    • Yeah, the series was actually supposed to have ended sometime this year, but Inoue’s slowed down because of his health. Yazawa unfortunately has a recent history of apparently not inconsiderable (if never specified) illness; this isn’t the first time NANA has gone on hiatus for a while.

      Sometimes I think I talk it up a little too much, but Inoue’s SLAM DUNK is also a really fun series, if clearly earlier work and very foresquare a boys’ manga… never got into his REAL, actually, which always feels like an uneasy blend of pop comics sports combat and self-conciously ‘serious’ subject matter… although the basketball scenes are really well-done, of course.

  2. Tom Spurgeon says:

    Slam Dunk is a lot of fun, but it’s a hard sell even to that tiny readership that likes sports and comics because it came out at a time when basketball was making inroads into multiple asian markets rather than *after* such a time, so the incremental building of skills is excruciatingly slow in a way that I’d enjoy a similarly-paced series about cricket but someone really into cricket would probably pull their hair out.

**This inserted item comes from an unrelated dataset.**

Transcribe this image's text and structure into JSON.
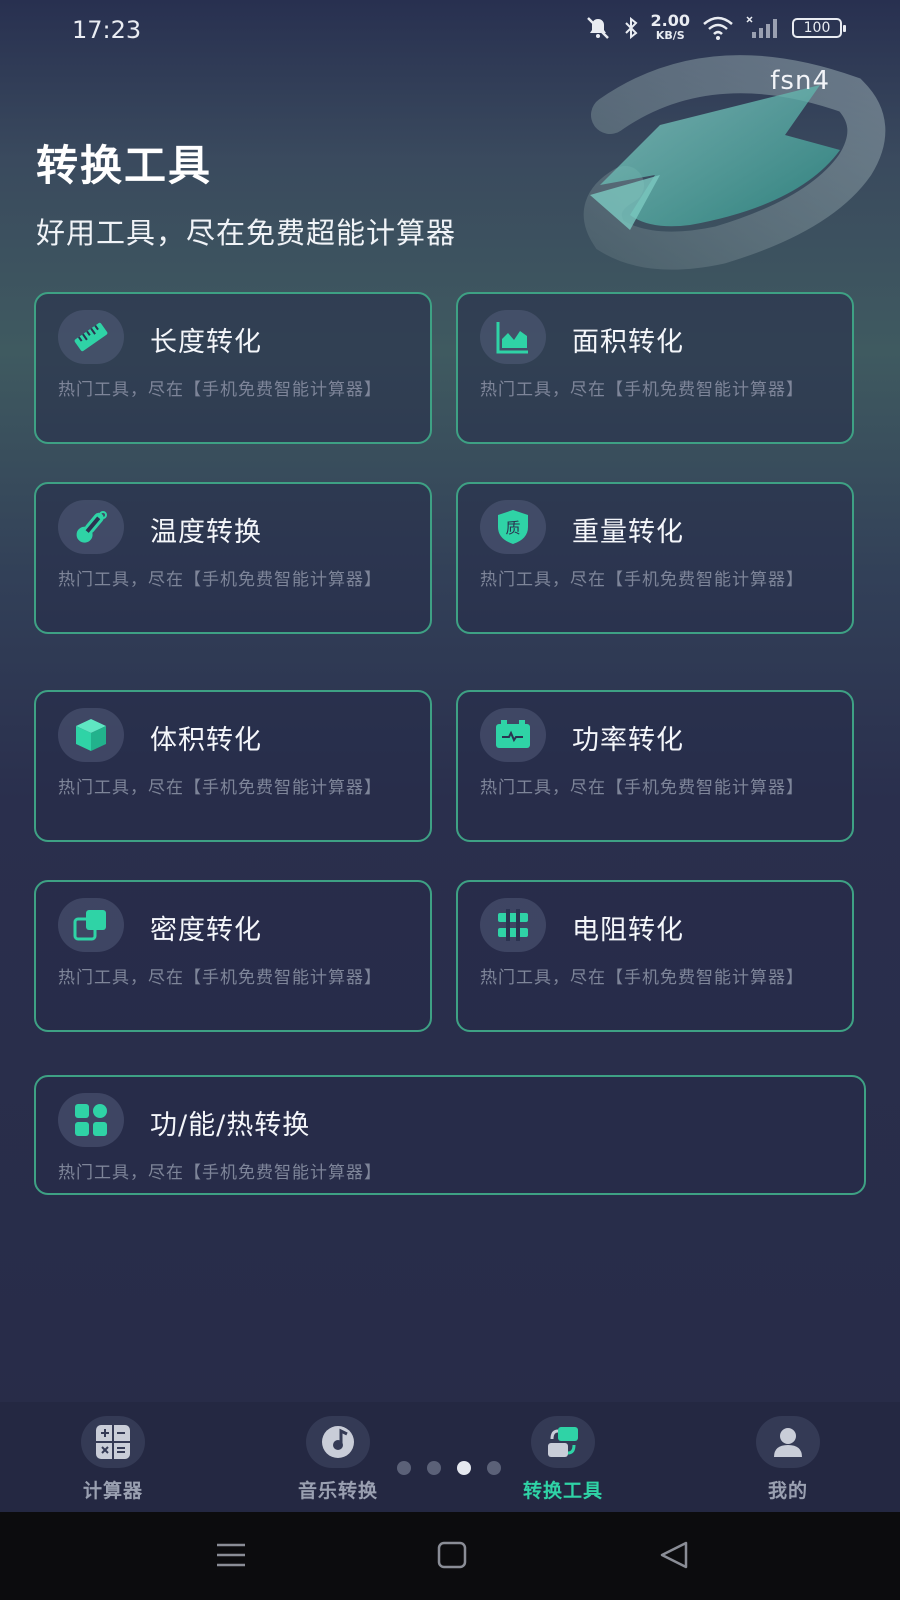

  3. GMS says:

    Would you say X’ed Out is worth it? I’m really on the fence about it. I feel sort of odd saying that considering how much I love Burns. But 20 dollars for 56 pages just seems a little steep to me.

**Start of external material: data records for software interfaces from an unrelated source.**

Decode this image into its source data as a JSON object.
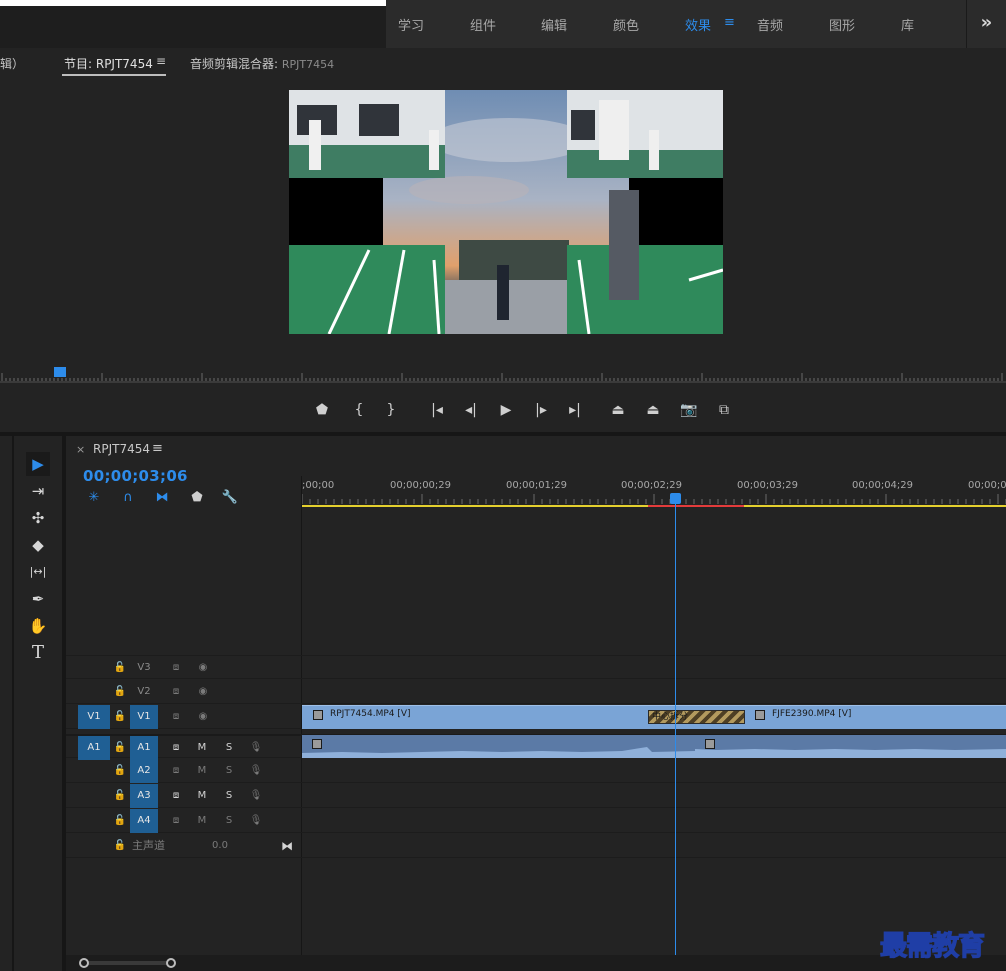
{
  "workspaces": {
    "tabs": [
      {
        "label": "学习"
      },
      {
        "label": "组件"
      },
      {
        "label": "编辑"
      },
      {
        "label": "颜色"
      },
      {
        "label": "效果"
      },
      {
        "label": "音频"
      },
      {
        "label": "图形"
      },
      {
        "label": "库"
      }
    ],
    "active_menu": "≡",
    "more": "»"
  },
  "monitor": {
    "left_tab_fragment": "辑）",
    "program_tab": "节目: RPJT7454",
    "program_menu": "≡",
    "audio_mixer_tab": "音频剪辑混合器:",
    "audio_mixer_seq": "RPJT7454"
  },
  "transport": {
    "buttons": [
      {
        "name": "add-marker",
        "glyph": "⬟"
      },
      {
        "name": "mark-in",
        "glyph": "{"
      },
      {
        "name": "mark-out",
        "glyph": "}"
      },
      {
        "name": "go-to-in",
        "glyph": "|◂"
      },
      {
        "name": "step-back",
        "glyph": "◂|"
      },
      {
        "name": "play",
        "glyph": "▶"
      },
      {
        "name": "step-forward",
        "glyph": "|▸"
      },
      {
        "name": "go-to-out",
        "glyph": "▸|"
      },
      {
        "name": "lift",
        "glyph": "⏏"
      },
      {
        "name": "extract",
        "glyph": "⏏"
      },
      {
        "name": "export-frame",
        "glyph": "📷"
      },
      {
        "name": "comparison-view",
        "glyph": "⧉"
      }
    ]
  },
  "tools": [
    {
      "name": "selection-tool",
      "glyph": "▶",
      "active": true
    },
    {
      "name": "track-select-tool",
      "glyph": "⇥"
    },
    {
      "name": "ripple-edit-tool",
      "glyph": "✣"
    },
    {
      "name": "razor-tool",
      "glyph": "◆"
    },
    {
      "name": "slip-tool",
      "glyph": "|↔|"
    },
    {
      "name": "pen-tool",
      "glyph": "✒"
    },
    {
      "name": "hand-tool",
      "glyph": "✋"
    },
    {
      "name": "type-tool",
      "glyph": "T"
    }
  ],
  "sequence": {
    "close": "×",
    "name": "RPJT7454",
    "menu": "≡",
    "timecode": "00;00;03;06"
  },
  "ruler": {
    "labels": [
      ";00;00",
      "00;00;00;29",
      "00;00;01;29",
      "00;00;02;29",
      "00;00;03;29",
      "00;00;04;29",
      "00;00;0"
    ]
  },
  "tracks": {
    "video": [
      {
        "name": "V3",
        "source": ""
      },
      {
        "name": "V2",
        "source": ""
      },
      {
        "name": "V1",
        "source": "V1"
      }
    ],
    "audio": [
      {
        "name": "A1",
        "source": "A1",
        "m": "M",
        "s": "S"
      },
      {
        "name": "A2",
        "source": "",
        "m": "M",
        "s": "S"
      },
      {
        "name": "A3",
        "source": "",
        "m": "M",
        "s": "S"
      },
      {
        "name": "A4",
        "source": "",
        "m": "M",
        "s": "S"
      }
    ],
    "master": {
      "label": "主声道",
      "value": "0.0"
    }
  },
  "clips": {
    "v1_clip1": "RPJT7454.MP4 [V]",
    "v1_clip2": "FJFE2390.MP4 [V]",
    "transition": "中心拆分"
  },
  "watermark": "最需教育",
  "colors": {
    "accent": "#2d8ceb",
    "video_clip": "#7aa4d6",
    "audio_clip": "#5b7aa6",
    "work_area": "#e4d02e",
    "render_bar": "#e33b3b"
  }
}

    • Having just sat down to read it last night, I’d say it’s worth it on the basis of being probably the only comics Burns will have out for a while. It does feel like a good deal of setup – my mind is probably playing tricks here, but it seemed even less of a self-sustained unit than most issues of BLACK HOLE, maybe because Burns is juggling several plotlines in this one, leaving all of them just a little ways past getting started; most of the enjoyment comes in picking out how the plotlines (really parallel-ish layers of reality) bleed into one another like waking life informing dreams.

      But yeah, there’s probably not going to be another venue for seeing this work for a good while… it’ll make for several readings too, tentative as they may feel, given the just-past-go nature of the project…

  4. patrick ford says:

    Hard to be excited about the prospect of paying for hardcover periodicals like the new Burns book, and the new issue of Palookaville, but in the case of Burns and Seth I’ll be buying these , and the eventual collections.
    In the case of Palookaville there is content aside from Clyde Fans.
    It’s a certainty that all of Clyde Fans will eventually be collected under one cover. That will be all the issues of Palookaville, the first Clyde Fans book, and then I’d assume a Clyde Fans volume 2, followed by the complete Clyde Fans.

  5. T. Hodler says:

    I may be wrong, but I could have sworn that I read somewhere that Burns doesn’t plan on ever collecting the three X’ed Out albums into a single book.

    • DerikB says:

      That would be in line with a bande dessinee approach. They don’t tend to collect the volumes. That said, I’ll wait on the word on volumes 2/3 before picking up the series.

    • GMS says:

      I really wouldn’t have a qualm with X’ed Out not being collected. It would keep with the Tintin/Herge allusion very well, as derikb said.

      It seems odd for me to say that considering I griped about the cost of the book. But I’m a sucker for sticking to a common theme. If Burns wants it so that X’ed Out is not collected, not power to him.

  6. Marc Sobel says:

    Not only is the new Johnny Boo out, as you mentioned, but at least 7 of the publishers also released their annual Halloween mini-comics. As a father of a three year old boy, these are great! My son still reads last year’s Little Lulu and Caspar minis. You’ll be particularly interested to know that they released a Smurfs issue this year.

  7. X’ED OUT is pretty great, I gotta say. I read it last night. Worth it for the craft alone.